Element data from apps and pages:
════════════════
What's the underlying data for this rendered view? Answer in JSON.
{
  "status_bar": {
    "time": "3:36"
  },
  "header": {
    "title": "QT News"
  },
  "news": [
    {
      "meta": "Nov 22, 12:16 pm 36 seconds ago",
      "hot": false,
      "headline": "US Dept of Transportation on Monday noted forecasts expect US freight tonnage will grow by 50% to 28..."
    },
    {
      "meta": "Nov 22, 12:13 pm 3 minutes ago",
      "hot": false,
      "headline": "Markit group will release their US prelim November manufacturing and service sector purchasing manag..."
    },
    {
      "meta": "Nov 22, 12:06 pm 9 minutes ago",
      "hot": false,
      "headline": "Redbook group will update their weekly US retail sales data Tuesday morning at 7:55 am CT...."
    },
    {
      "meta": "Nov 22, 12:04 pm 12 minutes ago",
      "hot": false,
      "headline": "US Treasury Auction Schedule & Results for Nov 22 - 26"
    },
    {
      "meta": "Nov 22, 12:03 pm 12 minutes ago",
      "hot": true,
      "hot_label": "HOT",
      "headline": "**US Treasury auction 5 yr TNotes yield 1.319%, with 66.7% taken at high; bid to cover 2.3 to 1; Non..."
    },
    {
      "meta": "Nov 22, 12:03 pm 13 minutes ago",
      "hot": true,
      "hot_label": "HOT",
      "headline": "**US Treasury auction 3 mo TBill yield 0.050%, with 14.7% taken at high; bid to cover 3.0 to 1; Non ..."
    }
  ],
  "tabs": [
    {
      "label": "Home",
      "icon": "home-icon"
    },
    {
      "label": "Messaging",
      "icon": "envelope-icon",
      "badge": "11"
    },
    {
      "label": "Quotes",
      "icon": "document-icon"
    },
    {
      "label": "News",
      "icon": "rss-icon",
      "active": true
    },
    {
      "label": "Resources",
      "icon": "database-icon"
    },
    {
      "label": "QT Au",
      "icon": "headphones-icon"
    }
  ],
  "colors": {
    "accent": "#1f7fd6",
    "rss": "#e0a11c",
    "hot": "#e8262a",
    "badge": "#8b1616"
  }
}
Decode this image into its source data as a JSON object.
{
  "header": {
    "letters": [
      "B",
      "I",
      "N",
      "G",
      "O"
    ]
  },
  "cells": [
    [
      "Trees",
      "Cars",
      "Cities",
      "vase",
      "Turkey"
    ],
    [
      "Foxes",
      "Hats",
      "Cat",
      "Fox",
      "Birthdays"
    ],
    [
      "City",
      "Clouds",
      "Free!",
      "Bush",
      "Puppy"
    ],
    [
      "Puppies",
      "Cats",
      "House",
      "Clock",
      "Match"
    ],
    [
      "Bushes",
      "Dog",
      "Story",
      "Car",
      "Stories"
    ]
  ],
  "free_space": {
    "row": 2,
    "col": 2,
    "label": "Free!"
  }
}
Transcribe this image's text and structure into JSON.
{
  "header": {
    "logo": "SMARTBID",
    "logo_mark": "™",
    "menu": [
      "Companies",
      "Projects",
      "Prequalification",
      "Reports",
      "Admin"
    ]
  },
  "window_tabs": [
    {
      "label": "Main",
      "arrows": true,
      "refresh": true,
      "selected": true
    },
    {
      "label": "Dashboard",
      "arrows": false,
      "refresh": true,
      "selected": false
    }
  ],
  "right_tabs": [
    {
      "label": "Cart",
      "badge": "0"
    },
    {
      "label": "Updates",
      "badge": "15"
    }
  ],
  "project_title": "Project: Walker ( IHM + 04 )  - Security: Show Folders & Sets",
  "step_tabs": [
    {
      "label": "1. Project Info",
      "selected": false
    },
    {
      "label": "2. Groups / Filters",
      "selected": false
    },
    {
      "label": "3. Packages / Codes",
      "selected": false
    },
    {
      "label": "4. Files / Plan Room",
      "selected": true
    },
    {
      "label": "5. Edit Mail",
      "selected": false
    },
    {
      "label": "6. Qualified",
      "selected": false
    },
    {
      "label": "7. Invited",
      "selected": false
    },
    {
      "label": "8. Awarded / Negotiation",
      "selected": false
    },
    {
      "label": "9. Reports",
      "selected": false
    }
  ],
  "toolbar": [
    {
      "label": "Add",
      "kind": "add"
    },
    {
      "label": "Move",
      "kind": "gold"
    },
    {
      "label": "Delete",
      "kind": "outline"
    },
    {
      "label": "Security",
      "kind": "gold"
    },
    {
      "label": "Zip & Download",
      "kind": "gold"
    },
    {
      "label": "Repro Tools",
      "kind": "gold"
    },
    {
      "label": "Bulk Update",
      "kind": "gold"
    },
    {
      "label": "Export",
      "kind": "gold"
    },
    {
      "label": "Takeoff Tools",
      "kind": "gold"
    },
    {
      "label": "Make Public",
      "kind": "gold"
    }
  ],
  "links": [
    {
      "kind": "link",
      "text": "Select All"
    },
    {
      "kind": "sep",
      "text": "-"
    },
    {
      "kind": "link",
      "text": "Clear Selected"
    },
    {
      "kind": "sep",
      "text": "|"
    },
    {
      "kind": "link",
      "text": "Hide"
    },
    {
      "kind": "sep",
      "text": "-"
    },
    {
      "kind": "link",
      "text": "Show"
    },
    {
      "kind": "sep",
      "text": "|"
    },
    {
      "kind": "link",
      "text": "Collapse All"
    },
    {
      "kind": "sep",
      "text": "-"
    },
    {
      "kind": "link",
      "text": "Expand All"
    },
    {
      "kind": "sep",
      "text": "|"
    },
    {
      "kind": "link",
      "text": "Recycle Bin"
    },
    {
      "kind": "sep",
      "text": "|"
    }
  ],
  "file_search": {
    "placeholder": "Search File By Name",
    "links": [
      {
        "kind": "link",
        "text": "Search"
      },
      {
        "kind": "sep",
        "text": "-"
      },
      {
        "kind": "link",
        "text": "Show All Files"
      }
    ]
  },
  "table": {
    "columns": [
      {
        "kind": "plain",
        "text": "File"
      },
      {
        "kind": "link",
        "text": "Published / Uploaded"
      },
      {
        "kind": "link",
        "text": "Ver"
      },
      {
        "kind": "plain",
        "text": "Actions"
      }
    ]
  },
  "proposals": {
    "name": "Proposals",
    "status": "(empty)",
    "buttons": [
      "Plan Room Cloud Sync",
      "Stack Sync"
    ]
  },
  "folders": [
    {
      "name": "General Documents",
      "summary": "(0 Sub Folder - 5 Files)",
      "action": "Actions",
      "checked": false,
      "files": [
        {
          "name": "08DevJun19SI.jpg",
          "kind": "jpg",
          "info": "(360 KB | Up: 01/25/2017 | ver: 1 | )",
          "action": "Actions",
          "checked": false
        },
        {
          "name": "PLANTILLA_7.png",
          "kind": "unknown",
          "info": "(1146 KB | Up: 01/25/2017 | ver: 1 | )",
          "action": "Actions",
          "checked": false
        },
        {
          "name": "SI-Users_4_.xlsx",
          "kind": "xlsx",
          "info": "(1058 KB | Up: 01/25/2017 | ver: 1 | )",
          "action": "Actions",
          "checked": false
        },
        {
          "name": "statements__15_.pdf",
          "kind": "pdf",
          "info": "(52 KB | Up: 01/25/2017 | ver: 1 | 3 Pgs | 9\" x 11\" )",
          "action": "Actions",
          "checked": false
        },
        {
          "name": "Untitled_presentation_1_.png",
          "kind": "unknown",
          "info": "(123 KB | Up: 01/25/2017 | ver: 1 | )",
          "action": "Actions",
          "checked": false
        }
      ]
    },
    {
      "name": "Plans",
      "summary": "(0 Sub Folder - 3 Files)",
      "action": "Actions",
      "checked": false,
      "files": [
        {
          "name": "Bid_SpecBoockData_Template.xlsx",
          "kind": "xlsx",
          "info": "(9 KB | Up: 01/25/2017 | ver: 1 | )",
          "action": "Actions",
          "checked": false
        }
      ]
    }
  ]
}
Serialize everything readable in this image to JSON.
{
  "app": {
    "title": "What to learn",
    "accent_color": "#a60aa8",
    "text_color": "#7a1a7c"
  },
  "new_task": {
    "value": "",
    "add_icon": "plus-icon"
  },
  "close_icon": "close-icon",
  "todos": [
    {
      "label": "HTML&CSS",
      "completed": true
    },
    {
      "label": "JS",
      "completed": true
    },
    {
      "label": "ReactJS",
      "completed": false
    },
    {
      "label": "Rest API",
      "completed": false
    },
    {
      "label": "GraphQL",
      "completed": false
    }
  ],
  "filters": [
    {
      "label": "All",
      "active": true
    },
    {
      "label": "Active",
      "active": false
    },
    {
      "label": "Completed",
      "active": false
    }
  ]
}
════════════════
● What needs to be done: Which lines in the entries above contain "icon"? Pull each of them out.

● Written solution:
      "icon": "home-icon"
      "icon": "envelope-icon",
      "icon": "document-icon"
      "icon": "rss-icon",
      "icon": "database-icon"
      "icon": "headphones-icon"
    "add_icon": "plus-icon"
  "close_icon": "close-icon",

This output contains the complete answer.